[Excerpts from an interface dataset]
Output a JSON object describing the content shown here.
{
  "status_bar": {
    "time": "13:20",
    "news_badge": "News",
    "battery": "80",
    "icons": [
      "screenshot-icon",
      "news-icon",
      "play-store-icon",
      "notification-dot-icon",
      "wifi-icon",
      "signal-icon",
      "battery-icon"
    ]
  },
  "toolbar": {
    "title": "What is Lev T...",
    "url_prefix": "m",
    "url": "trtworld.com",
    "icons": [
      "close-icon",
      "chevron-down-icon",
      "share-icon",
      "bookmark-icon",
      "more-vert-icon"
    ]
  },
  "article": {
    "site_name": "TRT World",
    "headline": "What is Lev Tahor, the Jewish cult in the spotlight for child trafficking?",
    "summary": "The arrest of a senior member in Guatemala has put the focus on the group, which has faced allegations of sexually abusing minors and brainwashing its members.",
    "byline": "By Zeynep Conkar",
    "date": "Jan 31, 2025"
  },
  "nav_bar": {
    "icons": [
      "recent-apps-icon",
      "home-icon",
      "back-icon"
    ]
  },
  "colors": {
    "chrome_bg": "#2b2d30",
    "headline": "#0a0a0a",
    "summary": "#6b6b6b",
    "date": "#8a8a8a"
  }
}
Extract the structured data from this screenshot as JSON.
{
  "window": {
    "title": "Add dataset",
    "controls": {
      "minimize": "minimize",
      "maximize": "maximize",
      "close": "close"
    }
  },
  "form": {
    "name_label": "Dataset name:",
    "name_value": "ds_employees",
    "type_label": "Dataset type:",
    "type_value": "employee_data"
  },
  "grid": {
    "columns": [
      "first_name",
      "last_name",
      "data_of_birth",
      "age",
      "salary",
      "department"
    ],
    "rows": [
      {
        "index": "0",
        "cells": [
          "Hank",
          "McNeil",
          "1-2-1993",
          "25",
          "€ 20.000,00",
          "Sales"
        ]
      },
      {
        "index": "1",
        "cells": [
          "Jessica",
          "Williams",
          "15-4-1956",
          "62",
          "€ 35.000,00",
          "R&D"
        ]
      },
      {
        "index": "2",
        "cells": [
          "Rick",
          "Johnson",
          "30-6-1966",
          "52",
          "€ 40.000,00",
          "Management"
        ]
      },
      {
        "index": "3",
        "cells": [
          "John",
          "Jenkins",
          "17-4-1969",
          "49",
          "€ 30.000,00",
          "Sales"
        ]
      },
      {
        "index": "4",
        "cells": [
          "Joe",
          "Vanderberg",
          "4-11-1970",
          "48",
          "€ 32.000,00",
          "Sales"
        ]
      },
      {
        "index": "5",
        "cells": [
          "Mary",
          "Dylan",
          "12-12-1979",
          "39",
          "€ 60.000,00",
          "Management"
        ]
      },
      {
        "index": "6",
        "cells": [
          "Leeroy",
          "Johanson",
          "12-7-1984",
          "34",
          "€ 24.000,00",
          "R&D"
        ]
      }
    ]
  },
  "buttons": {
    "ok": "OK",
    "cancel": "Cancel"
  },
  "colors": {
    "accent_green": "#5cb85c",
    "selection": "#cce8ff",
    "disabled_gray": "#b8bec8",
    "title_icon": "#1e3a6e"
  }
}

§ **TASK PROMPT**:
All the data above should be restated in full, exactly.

§ **EXERCISE ANSWER**:
Output a JSON object describing the content shown here.
{
  "status_bar": {
    "time": "13:20",
    "news_badge": "News",
    "battery": "80",
    "icons": [
      "screenshot-icon",
      "news-icon",
      "play-store-icon",
      "notification-dot-icon",
      "wifi-icon",
      "signal-icon",
      "battery-icon"
    ]
  },
  "toolbar": {
    "title": "What is Lev T...",
    "url_prefix": "m",
    "url": "trtworld.com",
    "icons": [
      "close-icon",
      "chevron-down-icon",
      "share-icon",
      "bookmark-icon",
      "more-vert-icon"
    ]
  },
  "article": {
    "site_name": "TRT World",
    "headline": "What is Lev Tahor, the Jewish cult in the spotlight for child trafficking?",
    "summary": "The arrest of a senior member in Guatemala has put the focus on the group, which has faced allegations of sexually abusing minors and brainwashing its members.",
    "byline": "By Zeynep Conkar",
    "date": "Jan 31, 2025"
  },
  "nav_bar": {
    "icons": [
      "recent-apps-icon",
      "home-icon",
      "back-icon"
    ]
  },
  "colors": {
    "chrome_bg": "#2b2d30",
    "headline": "#0a0a0a",
    "summary": "#6b6b6b",
    "date": "#8a8a8a"
  }
}
Extract the structured data from this screenshot as JSON.
{
  "window": {
    "title": "Add dataset",
    "controls": {
      "minimize": "minimize",
      "maximize": "maximize",
      "close": "close"
    }
  },
  "form": {
    "name_label": "Dataset name:",
    "name_value": "ds_employees",
    "type_label": "Dataset type:",
    "type_value": "employee_data"
  },
  "grid": {
    "columns": [
      "first_name",
      "last_name",
      "data_of_birth",
      "age",
      "salary",
      "department"
    ],
    "rows": [
      {
        "index": "0",
        "cells": [
          "Hank",
          "McNeil",
          "1-2-1993",
          "25",
          "€ 20.000,00",
          "Sales"
        ]
      },
      {
        "index": "1",
        "cells": [
          "Jessica",
          "Williams",
          "15-4-1956",
          "62",
          "€ 35.000,00",
          "R&D"
        ]
      },
      {
        "index": "2",
        "cells": [
          "Rick",
          "Johnson",
          "30-6-1966",
          "52",
          "€ 40.000,00",
          "Management"
        ]
      },
      {
        "index": "3",
        "cells": [
          "John",
          "Jenkins",
          "17-4-1969",
          "49",
          "€ 30.000,00",
          "Sales"
        ]
      },
      {
        "index": "4",
        "cells": [
          "Joe",
          "Vanderberg",
          "4-11-1970",
          "48",
          "€ 32.000,00",
          "Sales"
        ]
      },
      {
        "index": "5",
        "cells": [
          "Mary",
          "Dylan",
          "12-12-1979",
          "39",
          "€ 60.000,00",
          "Management"
        ]
      },
      {
        "index": "6",
        "cells": [
          "Leeroy",
          "Johanson",
          "12-7-1984",
          "34",
          "€ 24.000,00",
          "R&D"
        ]
      }
    ]
  },
  "buttons": {
    "ok": "OK",
    "cancel": "Cancel"
  },
  "colors": {
    "accent_green": "#5cb85c",
    "selection": "#cce8ff",
    "disabled_gray": "#b8bec8",
    "title_icon": "#1e3a6e"
  }
}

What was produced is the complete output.